Biden uses the State of the Union to call feds back to the office
The president lays out new tasks for agencies in his address, along with ideas for where that work should take place.
President Biden on Tuesday laid out an agenda of aggressive reforms for federal agencies during his first formal State of the Union address, including where their employees will conduct their work and the role watchdogs will play in overseeing it.
Biden revisited many familiar priorities, including reforming the tax code, building infrastructure and defeating the COVID-19 pandemic, but also laid out new efforts agencies will undertake. He called on federal workers to lead by example in demonstrating how America is returning to normal, including by returning their offices after two years of widespread remote work.
The president spelled out new programs for a number of specific agencies as he seeks to implement what he called “a unity agenda for the nation.”
Biden announced new initiatives for the Veterans Affairs Department, including resuming service connection for various types of cancer tied to burn pits, relieving some veterans of their medical debt and boosting assistance for job training and housing. While Biden called for increased funding to law enforcement, he also said they must be held accountable, highlighting that the Justice Department has required body cameras for its agents, banned chokeholds and restricted no-knock warrants. As he put forward in his budget last year, Biden called on Congress to launch the Advanced Research Projects Agency for Health (ARPA-H) to further cancer, diabetes and Alzheimer’s research.
The president also boasted of his administration's efforts to implement "buy American" provisions, highlighting that federal agencies will use their buying power to procure goods manufactured in the United States. He signed an early executive order to create a Made in America Office within the White House and subsequently created an interagency council aimed at boosting domestic manufacturing through procurement.
“Every administration, Democrat and Republican, says they’ll do it, but we are actually doing it,” Biden said.
Over the last two years Congress has authorized trillions of dollars for agencies to spend on COVID-19 relief, and Biden laid out a plan to crack down on fraud in initiatives such as the Paycheck Protection Program and unemployment insurance. Justice has already set up a task force to investigate potential malfeasance, but it will now add a chief prosecutor to lead “strike force teams” of federal prosecutors and agents. The Pandemic Response Accountability Committee—made up of various agency inspectors general—is part of the interagency task force with 30 agencies that oversees pandemic relief funding and has so far brought more than 1,000 criminal charges. Biden also announced a Justice task force to “go after the crimes of Russian oligarchs.”
“In my administration, the watchdogs are back," Biden said, taking a shot at President Trump’s checkered record with inspectors general and government oversight generally.

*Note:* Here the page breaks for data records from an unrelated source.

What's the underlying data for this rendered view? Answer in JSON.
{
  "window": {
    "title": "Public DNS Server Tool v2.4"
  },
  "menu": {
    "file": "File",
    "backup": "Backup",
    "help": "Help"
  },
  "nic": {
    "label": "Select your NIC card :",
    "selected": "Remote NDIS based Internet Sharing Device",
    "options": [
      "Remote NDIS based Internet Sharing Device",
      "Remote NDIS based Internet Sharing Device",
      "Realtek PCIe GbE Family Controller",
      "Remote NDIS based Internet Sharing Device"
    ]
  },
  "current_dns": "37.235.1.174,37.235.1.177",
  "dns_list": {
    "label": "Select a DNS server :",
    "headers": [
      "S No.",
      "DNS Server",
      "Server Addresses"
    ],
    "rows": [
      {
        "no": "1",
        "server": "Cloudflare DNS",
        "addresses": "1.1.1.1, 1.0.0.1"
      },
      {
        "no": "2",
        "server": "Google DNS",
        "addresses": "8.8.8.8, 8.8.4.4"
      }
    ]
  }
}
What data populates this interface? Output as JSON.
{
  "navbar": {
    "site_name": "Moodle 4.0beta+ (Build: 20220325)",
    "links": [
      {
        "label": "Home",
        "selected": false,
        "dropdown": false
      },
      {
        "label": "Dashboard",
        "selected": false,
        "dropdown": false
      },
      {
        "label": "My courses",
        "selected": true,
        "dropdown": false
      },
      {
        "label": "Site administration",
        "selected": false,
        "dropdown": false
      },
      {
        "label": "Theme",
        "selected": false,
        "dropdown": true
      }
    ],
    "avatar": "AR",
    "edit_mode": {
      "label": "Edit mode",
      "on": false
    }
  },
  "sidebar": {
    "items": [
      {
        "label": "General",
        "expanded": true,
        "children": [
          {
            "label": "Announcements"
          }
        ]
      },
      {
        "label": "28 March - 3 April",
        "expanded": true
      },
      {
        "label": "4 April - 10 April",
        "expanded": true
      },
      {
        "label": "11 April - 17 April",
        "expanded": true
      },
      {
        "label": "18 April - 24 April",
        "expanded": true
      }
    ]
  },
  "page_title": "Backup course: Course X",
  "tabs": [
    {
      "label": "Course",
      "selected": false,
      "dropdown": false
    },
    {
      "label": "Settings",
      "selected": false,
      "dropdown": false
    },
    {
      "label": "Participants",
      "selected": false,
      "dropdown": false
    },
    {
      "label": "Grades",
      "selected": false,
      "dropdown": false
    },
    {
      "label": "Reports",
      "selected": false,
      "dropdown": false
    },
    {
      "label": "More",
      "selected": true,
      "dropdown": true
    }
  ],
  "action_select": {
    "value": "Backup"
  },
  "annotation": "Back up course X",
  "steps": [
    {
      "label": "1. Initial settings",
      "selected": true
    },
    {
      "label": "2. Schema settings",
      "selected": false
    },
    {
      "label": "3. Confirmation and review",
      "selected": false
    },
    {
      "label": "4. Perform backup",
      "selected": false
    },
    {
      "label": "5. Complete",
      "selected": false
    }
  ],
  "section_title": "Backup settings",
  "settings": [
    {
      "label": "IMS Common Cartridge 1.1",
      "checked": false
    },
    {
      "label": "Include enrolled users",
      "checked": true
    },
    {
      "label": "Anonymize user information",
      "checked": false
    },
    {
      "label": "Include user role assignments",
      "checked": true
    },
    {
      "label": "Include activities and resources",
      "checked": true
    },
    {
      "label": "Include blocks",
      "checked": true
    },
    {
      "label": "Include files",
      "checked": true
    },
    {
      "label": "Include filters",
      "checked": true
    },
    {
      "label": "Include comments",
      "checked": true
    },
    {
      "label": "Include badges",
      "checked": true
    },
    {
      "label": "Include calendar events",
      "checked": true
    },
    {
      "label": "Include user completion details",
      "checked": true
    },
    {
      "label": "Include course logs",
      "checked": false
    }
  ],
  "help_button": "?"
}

Biden laid out other steps to combat the pandemic, including allowing Americans to order more at-home COVID-19 tests through the U.S. Postal Service. He noted the Health and Human Services Department has already coordinated with USPS to deliver hundreds of millions of tests.
Ahead of his speech, Biden released a letter thanking federal employees for their dedication to the country. He cited their work on the pandemic, climate change, racial equity and national security, saying advances in those areas would not have been possible without civil servants.
‘The strength of any organization rests in its people,” Biden said. “Your capabilities and dedication are what make the federal government strong and ensure we deliver the basic needs for everyday Americans.”
He said in the coming months federal agencies will “build on the innovation and technologies” rolled out during the last two years, which will make government more “efficient, resilient and effective.” He also hinted that agencies will continue to recall staff back to their normal workstations, saying the government will “lead by example” in safely increasing in-person work and showing a path forward for the rest of the country. Many agencies around the country that initially sent employees home to work remotely have begun bringing them back to the office and most have said they will ramp up those efforts this spring.
“People working from home can feel safe to begin to return to the office,” Biden said during his speech. “We’re doing that here in the federal government. The vast majority of federal workers will once again work in person.”
Tony Reardon, president of the National Treasury Employees Union, thanked Biden for his letter and said his words of praise did not go unnoticed. He stressed, however, that many federal employees never left their normal duty stations during the pandemic and others have already begun going back to their offices.
“NTEU is heavily involved in that process including working to permanently expand telework options for federal workers,” Reardon said. “Just as President Biden said in his letter, federal employees have not allowed a pandemic to stop progress on the economic recovery, protecting national security and helping our federal agencies accomplish their important missions.”
Everett Kelley, president of the American Federation of Government Employees, similarly vowed to negotiate over telework and return to workplace policies. He praised Biden for expanding federal employees' collective bargaining rights, as well as for boosting pay and restoring civil service protections that Trump had revoked.